A substantial portion of the pool could be funded by Finra's annual net income (profit). It should be noted that Finra's coffers are overflowing. Finra's 2014 Annual Financial Report revealed that it maintains a net worth of $1.474 billion. As a non-profit regulator with nearly $1.5 billion in the bank, Finra currently dedicates none of that principal or interest to ensuring that aggrieved investors collect the awards due to them as a result of the wrongful conduct of its members.

In fact, this regulator tasked with promoting investor protection refunded to its members $20 million in 2013 -- an amount equal to nearly a third of the unpaid arbitration awards that year. Finra easily could have used those funds to put a substantial dent in the amount due on outstanding unpaid awards. Given the scale of 2013 unpaid awards, the proposed National Investor Recovery Pool would cost less than $100 per registered representative in the U.S. or a bit under fifty cents per investor, according to PIABA's estimates.

Finra's defense of the status quo is twofold: First, it claims to get rid of brokers who fail to pay arbitration awards; and second, it points out that investors can go to court if their broker is already defunct, or to enforce their arbitration award. But even if Finra does eject unpaying firms and brokers, the damage is already done and the banishment is no consolation to ripped-off investors. And it is the height of irony to suggest that investors who have been denied their day in court may only use such a venue after their trusted broker has been kicked out of the industry, or the mandatory arbitration has utterly failed to help them. It is hard to imagine a "defense" that concedes more concerning the flaws of the status quo than that one does.

An industry that runs its own customer dispute resolution process risks shattering the confidence of those customers in the fairness of its marketplace when that process utterly fails to work one out of every three times. Investors in arbitration face odds twice as bad as they would if they were playing Russian roulette. Willie Cabbil and all other American investors deserve a much fairer shake than that.

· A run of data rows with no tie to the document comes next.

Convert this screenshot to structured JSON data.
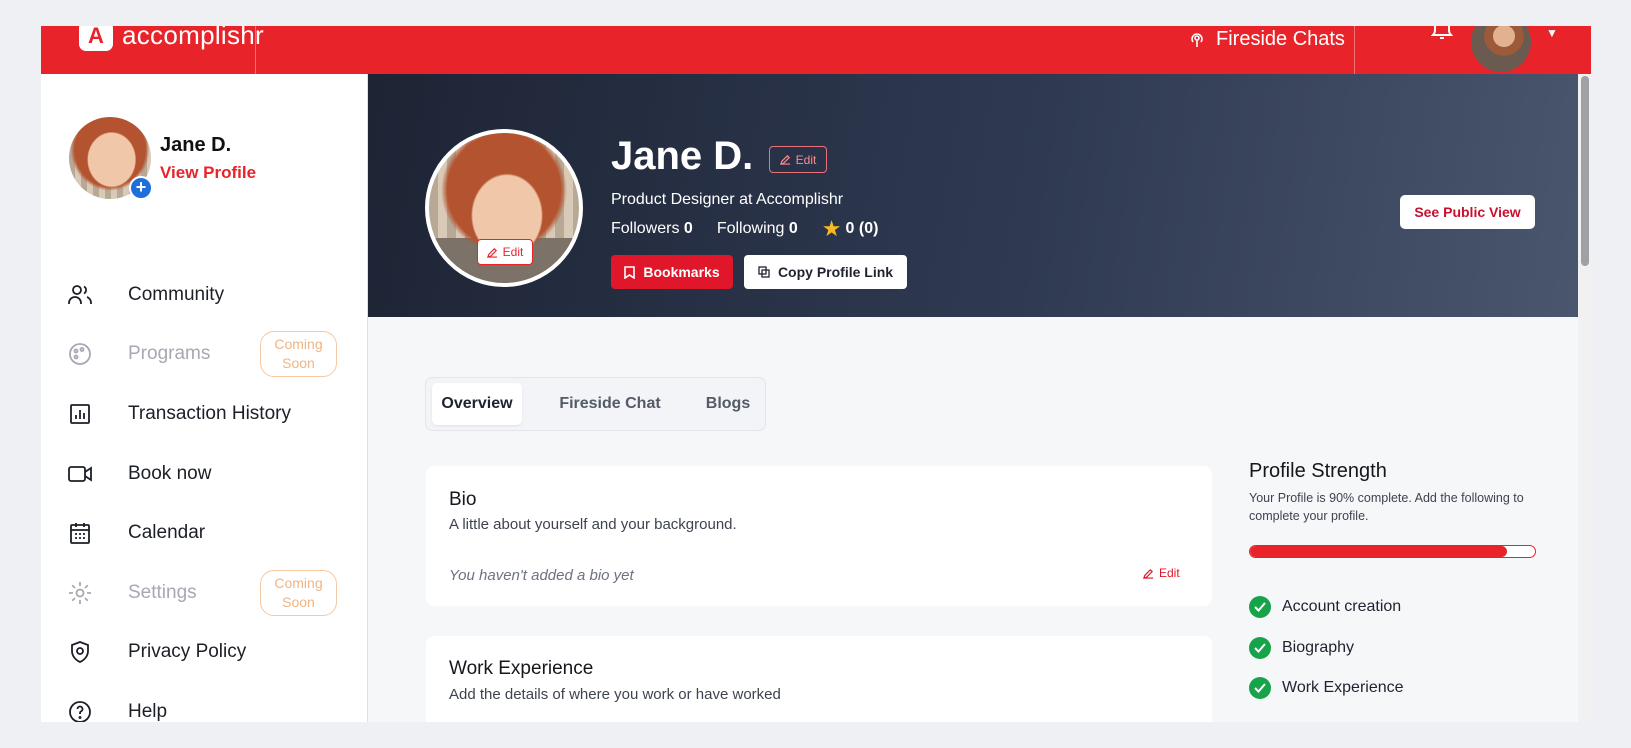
{
  "brand": {
    "logo_text": "accomplishr",
    "accent": "#e8242a"
  },
  "topbar": {
    "fireside_label": "Fireside Chats",
    "icons": [
      "podcast-icon",
      "bell-icon",
      "chevron-down-icon"
    ]
  },
  "sidebar": {
    "user_name": "Jane D.",
    "view_profile": "View Profile",
    "items": [
      {
        "label": "Community",
        "icon": "users-icon",
        "disabled": false
      },
      {
        "label": "Programs",
        "icon": "palette-icon",
        "disabled": true,
        "badge": "Coming Soon"
      },
      {
        "label": "Transaction History",
        "icon": "chart-icon",
        "disabled": false
      },
      {
        "label": "Book now",
        "icon": "video-icon",
        "disabled": false
      },
      {
        "label": "Calendar",
        "icon": "calendar-icon",
        "disabled": false
      },
      {
        "label": "Settings",
        "icon": "gear-icon",
        "disabled": true,
        "badge": "Coming Soon"
      },
      {
        "label": "Privacy Policy",
        "icon": "shield-icon",
        "disabled": false
      },
      {
        "label": "Help",
        "icon": "help-icon",
        "disabled": false
      }
    ]
  },
  "hero": {
    "name": "Jane D.",
    "edit_label": "Edit",
    "avatar_edit_label": "Edit",
    "title": "Product Designer at Accomplishr",
    "followers_label": "Followers",
    "followers": "0",
    "following_label": "Following",
    "following": "0",
    "rating": "0 (0)",
    "bookmarks_label": "Bookmarks",
    "copy_link_label": "Copy Profile Link",
    "public_view_label": "See Public View"
  },
  "tabs": [
    {
      "label": "Overview",
      "active": true
    },
    {
      "label": "Fireside Chat",
      "active": false
    },
    {
      "label": "Blogs",
      "active": false
    }
  ],
  "bio": {
    "title": "Bio",
    "subtitle": "A little about yourself and your background.",
    "empty": "You haven't added a bio yet",
    "edit_label": "Edit"
  },
  "work": {
    "title": "Work Experience",
    "subtitle": "Add the details of where you work or have worked"
  },
  "strength": {
    "title": "Profile Strength",
    "desc": "Your Profile is 90% complete. Add the following to complete your profile.",
    "percent": 90,
    "items": [
      "Account creation",
      "Biography",
      "Work Experience"
    ]
  }
}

This article is commentary by an independent contributor. At the time of publication, the author held TK positions in the stocks mentioned.